“Whether it's the conferences at Tehran, Yalta, or Potsdam, Admiral Leahy stands out in the iconic photographs, in full uniform, just behind the Big Three. Why, though, was he there, and in so many other places that shaped the conduct of World War II and the early Cold War? As if more impressed by the uniform than by the man, historians until now have struggled to say. Phillips Payson O'Brien's biography at last gives Leahy his due, and in doing so shifts our understanding of the other great figures of that era. We're all going to have some serious rethinking to do.”—John Lewis Gaddis, Professor of Military and Naval History at Yale University and Pulitzer Prize-winning author of George F. Kennan: An American Life
 
“With his fascinating new biography of Admiral William D. Leahy, Phillips Payson O’Brien takes readers behind the closed doors of Franklin Roosevelt’s White House to reveal how the biggest strategic decisions of World War II were actually made. The Second Most Powerful Man in the World greatly enriches our understanding of Washington wartime power.”—Former Secretary of State Madeleine K. Albright
 
“Phillips Payson O’Brien’s The Second Most Powerful Man in the World is a beautifully written and thoroughly researched biography of Admiral William D. Leahy. In so many ways, Leahy was FDR’s indispensable strategist. In these pages are magnificent stories about Pearl Harbor, Vichy France, and Winston Churchill.
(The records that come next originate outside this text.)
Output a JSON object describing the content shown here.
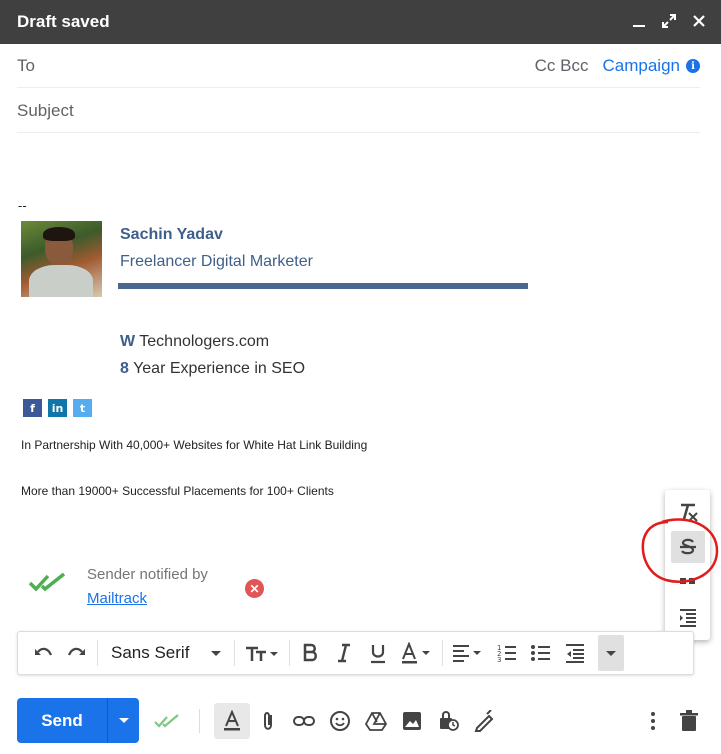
{
  "window": {
    "title": "Draft saved"
  },
  "to_row": {
    "label": "To",
    "cc_bcc": "Cc Bcc",
    "campaign": "Campaign"
  },
  "subject": {
    "placeholder": "Subject"
  },
  "signature": {
    "separator": "--",
    "name": "Sachin Yadav",
    "role": "Freelancer Digital Marketer",
    "website_prefix": "W",
    "website": "Technologers.com",
    "experience_prefix": "8",
    "experience": "Year Experience in SEO",
    "social": {
      "facebook": "f",
      "linkedin": "in",
      "twitter": "t"
    },
    "partnership": "In Partnership With 40,000+ Websites for White Hat Link Building",
    "placements": "More than 19000+ Successful Placements for 100+ Clients"
  },
  "mailtrack": {
    "text": "Sender notified by",
    "link": "Mailtrack"
  },
  "format_toolbar": {
    "font": "Sans Serif"
  },
  "bottom": {
    "send_label": "Send"
  },
  "colors": {
    "accent": "#1a73e8",
    "titlebar": "#404040",
    "signature_blue": "#3f5f8a",
    "mailtrack_green": "#4caf50",
    "annotation_red": "#e21b1b"
  }
}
Highly recommended!”—Douglas Brinkley, Professor of History at Rice University and New York Times bestselling author of Rightful Heritage: Franklin D. Roosevelt and the Land of America
 
“In the story of how allied strategy was determined in World War II, there has long been a major gap. What made the relationship between Roosevelt and his Joint Chiefs actually tick? In this readable and revisionist biography of William D. Leahy, Phillips Payson O'Brien provides an answer that transforms our understanding of America's wartime decision-making. Leahy has been hiding in plain sight. Now that he has found his spotlight, we shall need to rethink some of our most cherished assumptions.”—Hew Strachan, Emeritus Fellow of All Souls College, Oxford and author of The Direction of War

“A welcome biography of Franklin Roosevelt's closest adviser... A lucid, opinionated life of a man who exerted far greater influence than historians give him credit for—and a book sure to invite spirited argument from historians who disagree.”Kirkus (starred review)

“Engaging… Excels at relating the political maneuvering that allowed [Leahy] to repeatedly upstage better-known historical figures including George Marshall and Douglas MacArthur… This is a solid and informative account of a relatively underdiscussed influence on Cold War policies, worldviews, and relationships that still matter today.”—Publishers Weekly

“An excellent biography of perhaps the most notable navy officer in American history, and one of the most important, if neglected, figures in World War II history.”Library Journal